- Your task
An exact reproduction of the data below is expected, free of images.

- Dataset entries

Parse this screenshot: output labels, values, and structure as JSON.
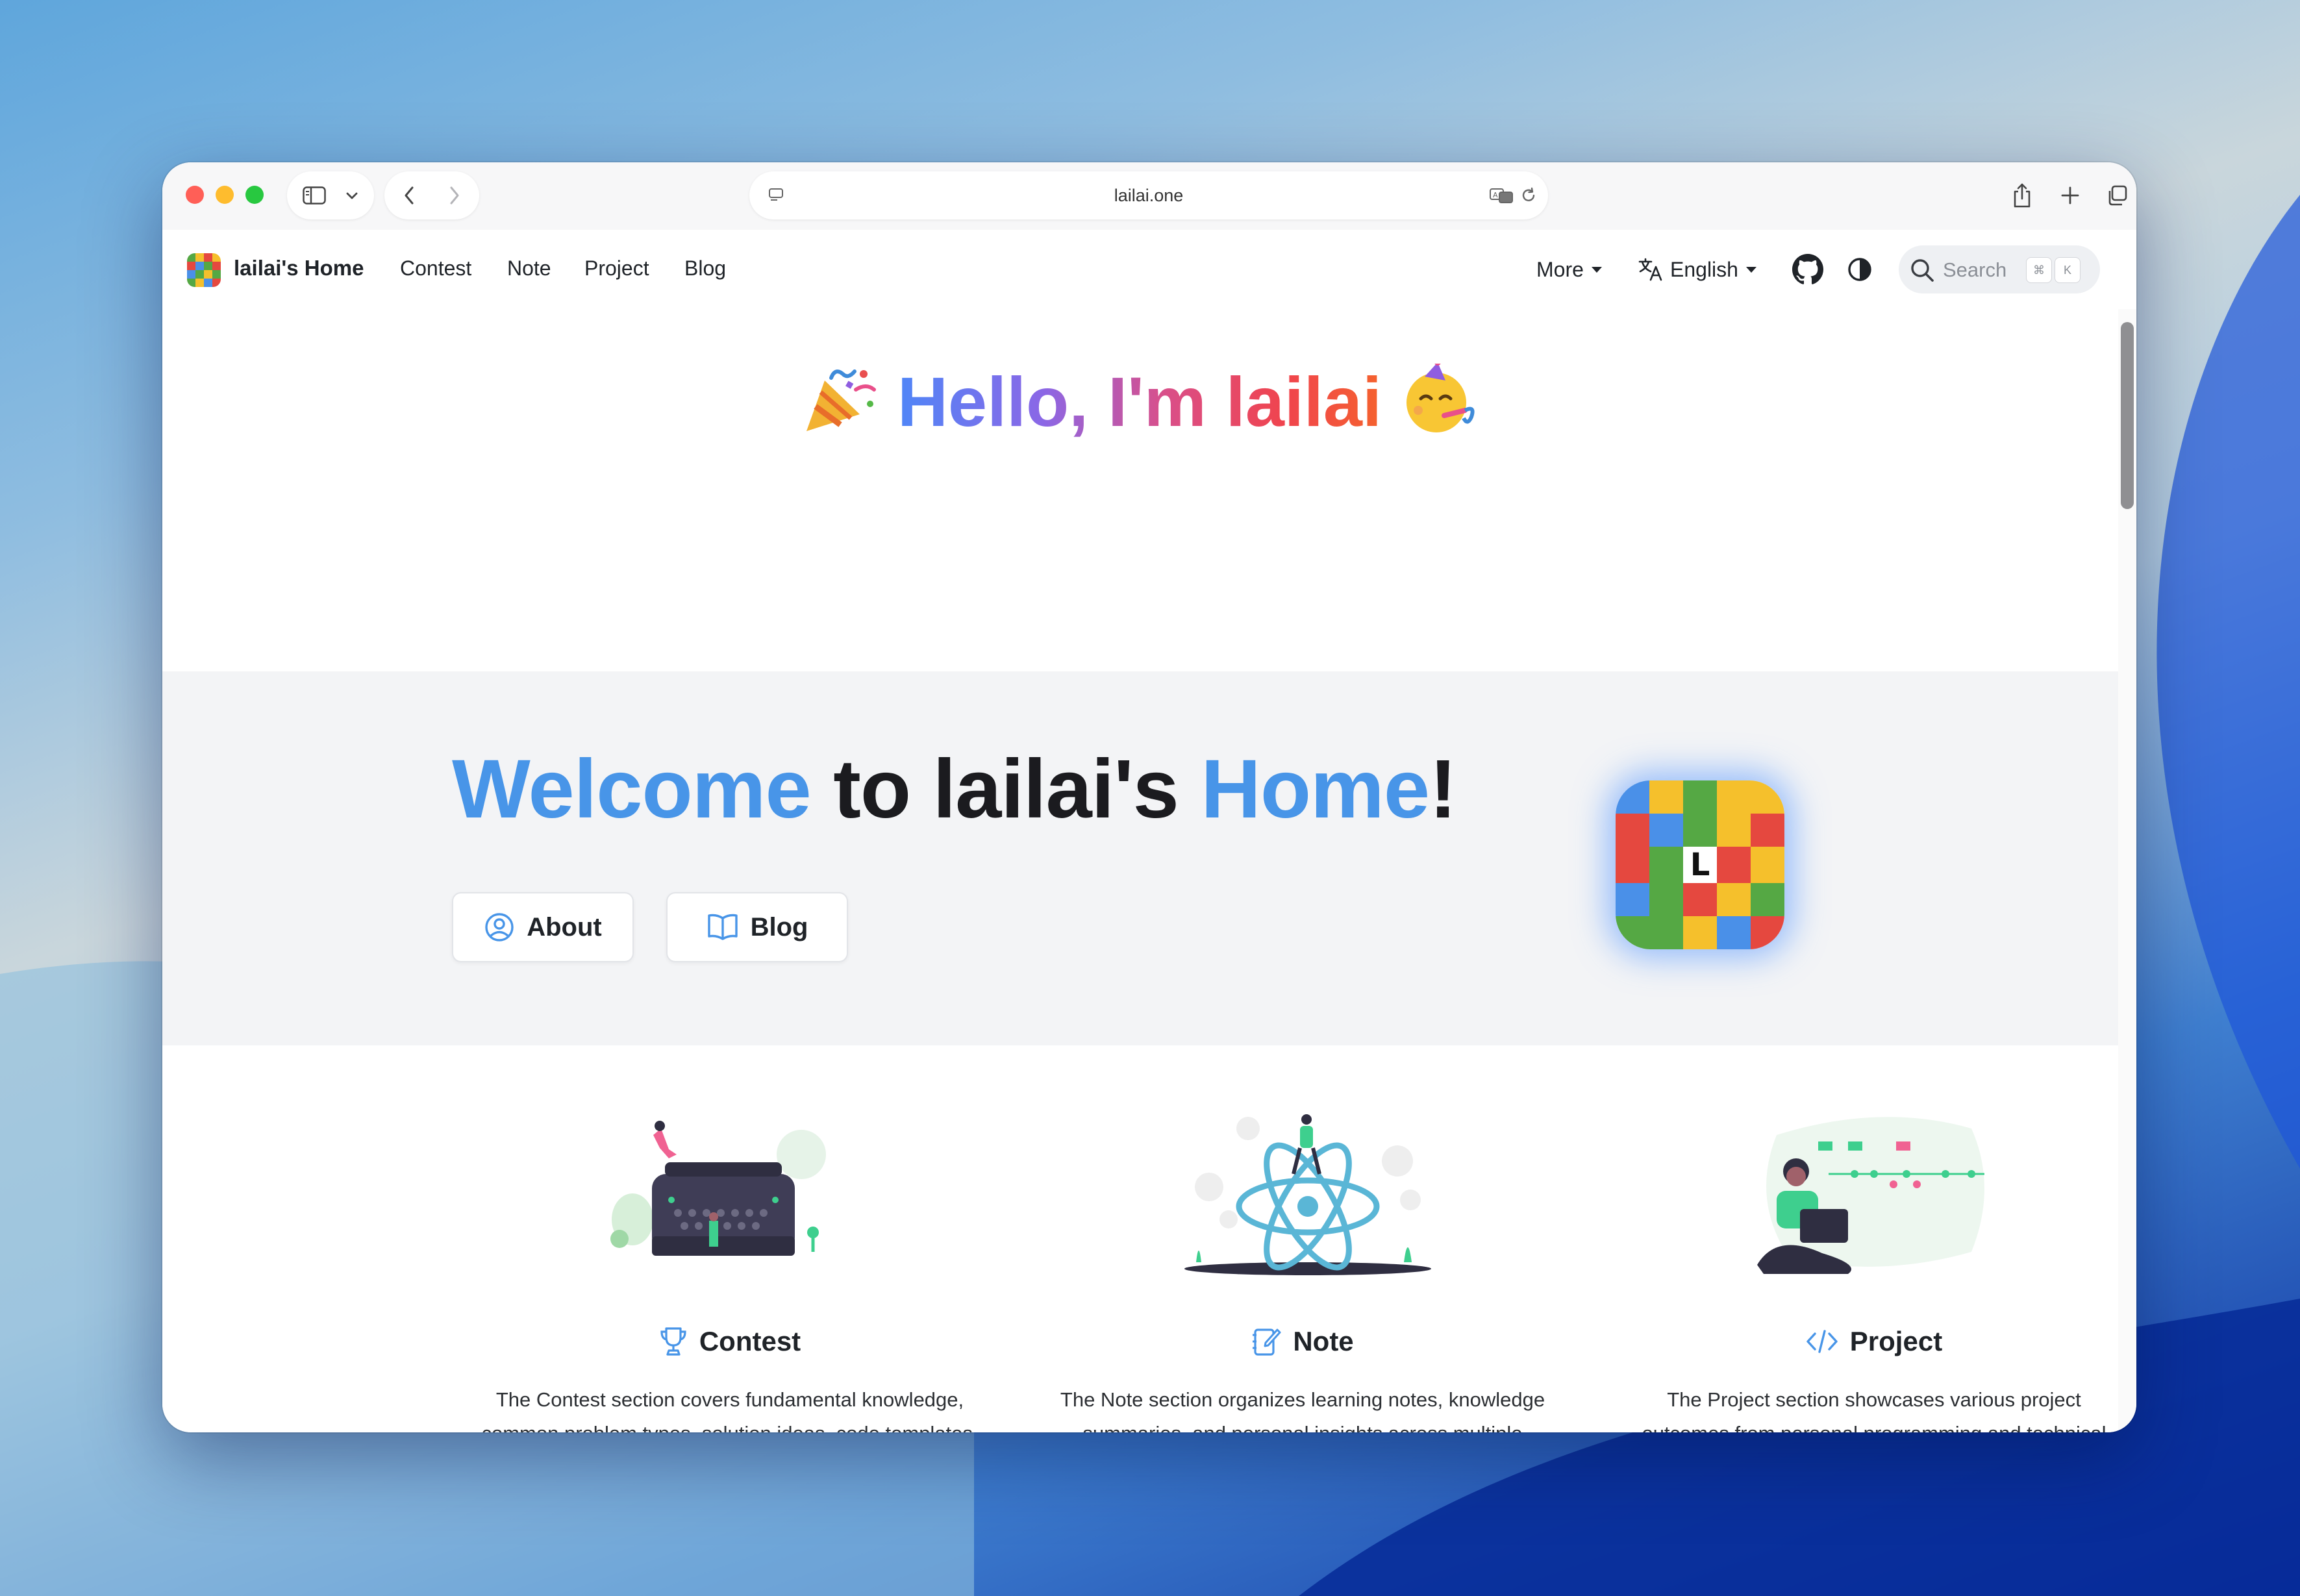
{
  "browser": {
    "url": "lailai.one"
  },
  "nav": {
    "site_title": "lailai's Home",
    "links": [
      "Contest",
      "Note",
      "Project",
      "Blog"
    ],
    "more_label": "More",
    "language_label": "English",
    "search_placeholder": "Search",
    "search_shortcut": [
      "⌘",
      "K"
    ]
  },
  "banner": {
    "hello_text": "Hello, I'm lailai"
  },
  "hero": {
    "welcome_part1": "Welcome",
    "welcome_part2": " to lailai's ",
    "welcome_part3": "Home",
    "welcome_part4": "!",
    "about_label": "About",
    "blog_label": "Blog",
    "logo_letter": "L"
  },
  "features": [
    {
      "title": "Contest",
      "description": "The Contest section covers fundamental knowledge, common problem types, solution ideas, code templates, and competition experience related to Olympiad in Informatics. It focuses on real contest environments, emphasizing algorithmic skills, programming practice, and overall"
    },
    {
      "title": "Note",
      "description": "The Note section organizes learning notes, knowledge summaries, and personal insights across multiple disciplines, including mathematics, programming, technology, and languages. It systematically presents key concepts and practical skills, reflecting the learning and understanding"
    },
    {
      "title": "Project",
      "description": "The Project section showcases various project outcomes from personal programming and technical practice, providing practical templates, tools, and relevant resources. It emphasizes real-world applications and exploration, combining technical learning, development practice, and"
    }
  ],
  "colors": {
    "accent_blue": "#4895e8",
    "hero_bg": "#f3f4f6",
    "logo_red": "#e5483f",
    "logo_yellow": "#f5c02c",
    "logo_green": "#55a844",
    "logo_blue": "#4a90e8"
  }
}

- Exercise response
Parse this screenshot: output labels, values, and structure as JSON.
{
  "browser": {
    "url": "lailai.one"
  },
  "nav": {
    "site_title": "lailai's Home",
    "links": [
      "Contest",
      "Note",
      "Project",
      "Blog"
    ],
    "more_label": "More",
    "language_label": "English",
    "search_placeholder": "Search",
    "search_shortcut": [
      "⌘",
      "K"
    ]
  },
  "banner": {
    "hello_text": "Hello, I'm lailai"
  },
  "hero": {
    "welcome_part1": "Welcome",
    "welcome_part2": " to lailai's ",
    "welcome_part3": "Home",
    "welcome_part4": "!",
    "about_label": "About",
    "blog_label": "Blog",
    "logo_letter": "L"
  },
  "features": [
    {
      "title": "Contest",
      "description": "The Contest section covers fundamental knowledge, common problem types, solution ideas, code templates, and competition experience related to Olympiad in Informatics. It focuses on real contest environments, emphasizing algorithmic skills, programming practice, and overall"
    },
    {
      "title": "Note",
      "description": "The Note section organizes learning notes, knowledge summaries, and personal insights across multiple disciplines, including mathematics, programming, technology, and languages. It systematically presents key concepts and practical skills, reflecting the learning and understanding"
    },
    {
      "title": "Project",
      "description": "The Project section showcases various project outcomes from personal programming and technical practice, providing practical templates, tools, and relevant resources. It emphasizes real-world applications and exploration, combining technical learning, development practice, and"
    }
  ],
  "colors": {
    "accent_blue": "#4895e8",
    "hero_bg": "#f3f4f6",
    "logo_red": "#e5483f",
    "logo_yellow": "#f5c02c",
    "logo_green": "#55a844",
    "logo_blue": "#4a90e8"
  }
}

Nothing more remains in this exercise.